Analysis of the situation on the field of enforcement of intellectual property rights
Yesterday, a presentation of the Analysis of the situation on the field of enforcement intellectual property rights was organized by the Slovenian Intellectual Property Office (SIPO) in cooperation with the EU Intellectual Property Office at the Ministry of Education, Science and Sport. Dr. Maja Bogataj Jančič, Saša Krajnc and Tilen Zonta from IPI also attended the event.
The purpose of the seminar was to present important and interesting judgements in the field of intellectual property law that were adopted between the years 2015 and 2019 in Slovenia. In the first part of the seminar, Magda Teppey from the Higher Court in Ljubljana presented the case law in the field of industrial property law, while in the second part doc. dr. Eneja Drobež, consultant at the Constitutional Court of the Republic of Slovenia, talked about the judgements that were adopted in the field of copyright.
The analysis of the case law and the presentations (in Slovene) are available on the website of SIPO.
Yesterday, The British Library hosted a meeting of the Copyright Working Group at CENL (Conference of European National Libraries). CENL is a network of 48 national libraries from 45 European states.
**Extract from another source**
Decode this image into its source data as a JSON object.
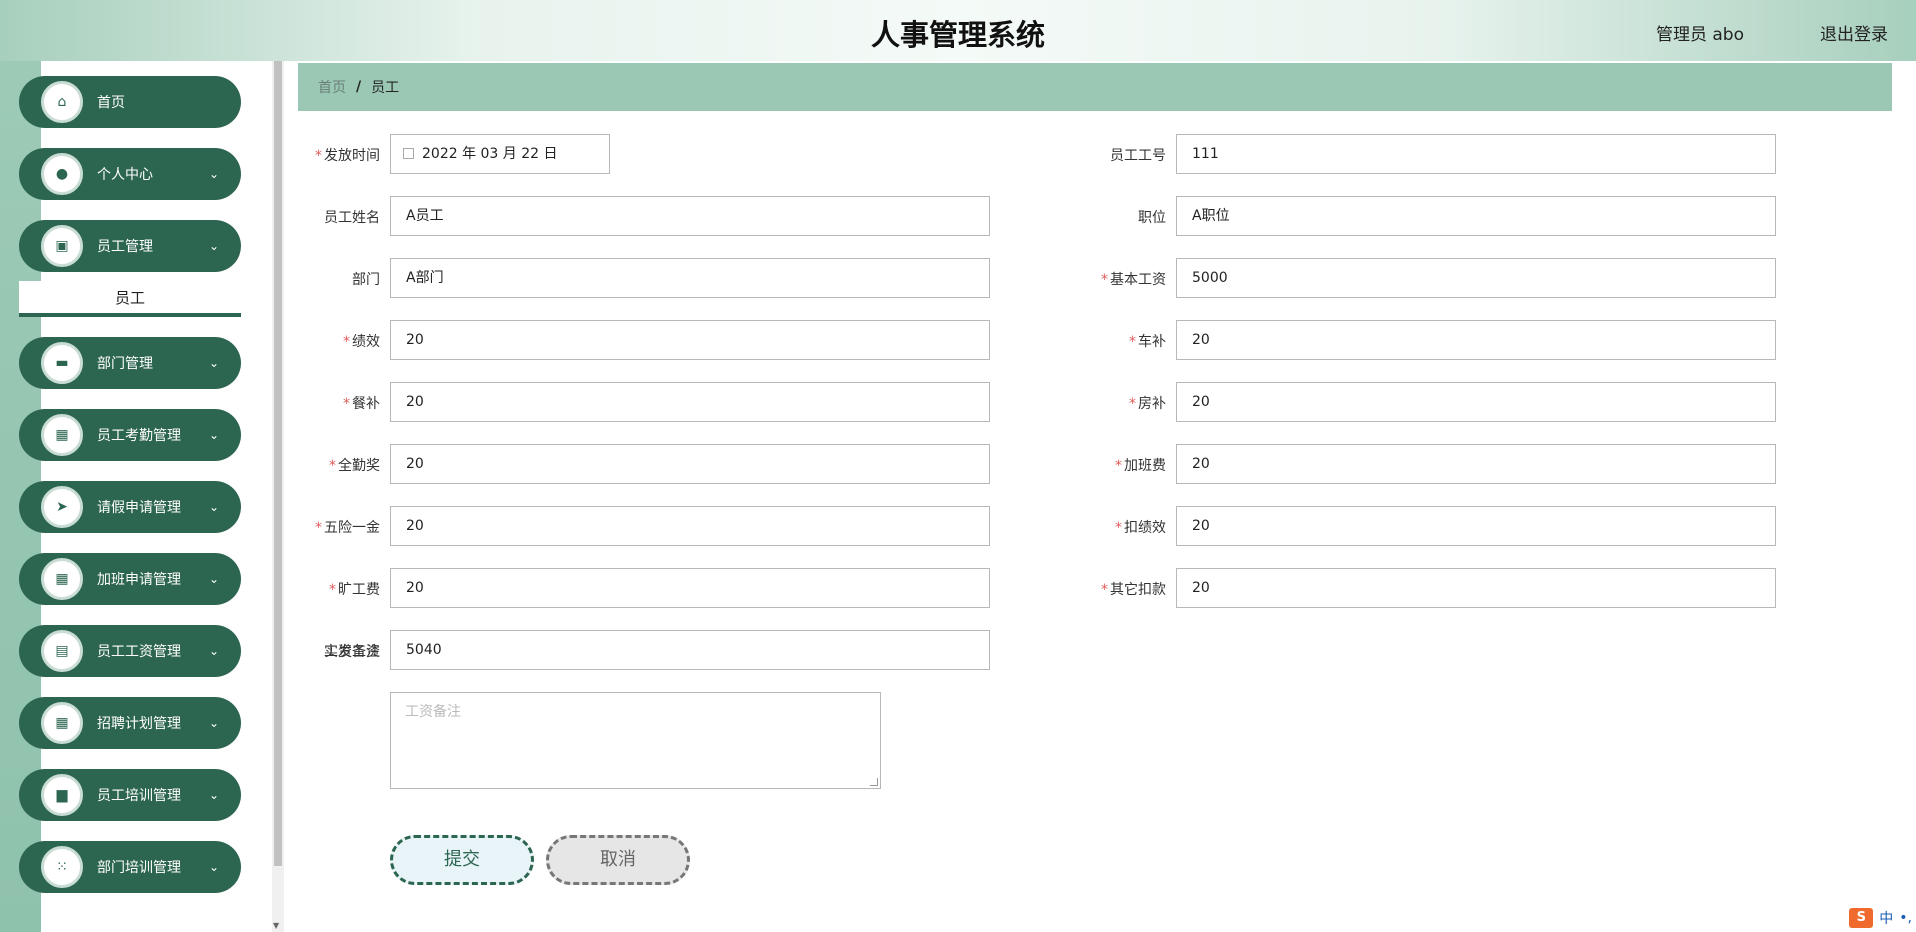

The National University Library (NUK), represented by dr. Maja Bogataj Jančič for many years now, is actively engaged in this working group.
Between 9 and 12 September, the 9th Pan-Commonwealth forum (PCF9) is being held in Edinburgh, Scotland. On this meeting, different stakeholders in the field of education (policy makers, academics, representatives of the civil society) discuss the future of education in light of the issues of the fourth industrial revolution.
Wikimania is the biggest world conference on free knowledge. It is organized by the Wikimedia Foundation. This year, the conference was held in Stockholm between 14 and 18 August under the title: “Stronger together: Wikimedia, Free Knowledge and the Sustainable Development Goals”.
A dispute between the University of California (UC) and the publishing giant Elsevier echoes in academia. After months of negotiations, UC decided to terminate the agreement with the publisher as the latter was not willing to agree to UC’s terms. UC, where almost 10% of scientific articles in US are published, wanted to make those articles available to the public. Instead, Elsevier insisted on double payment for “open access” articles.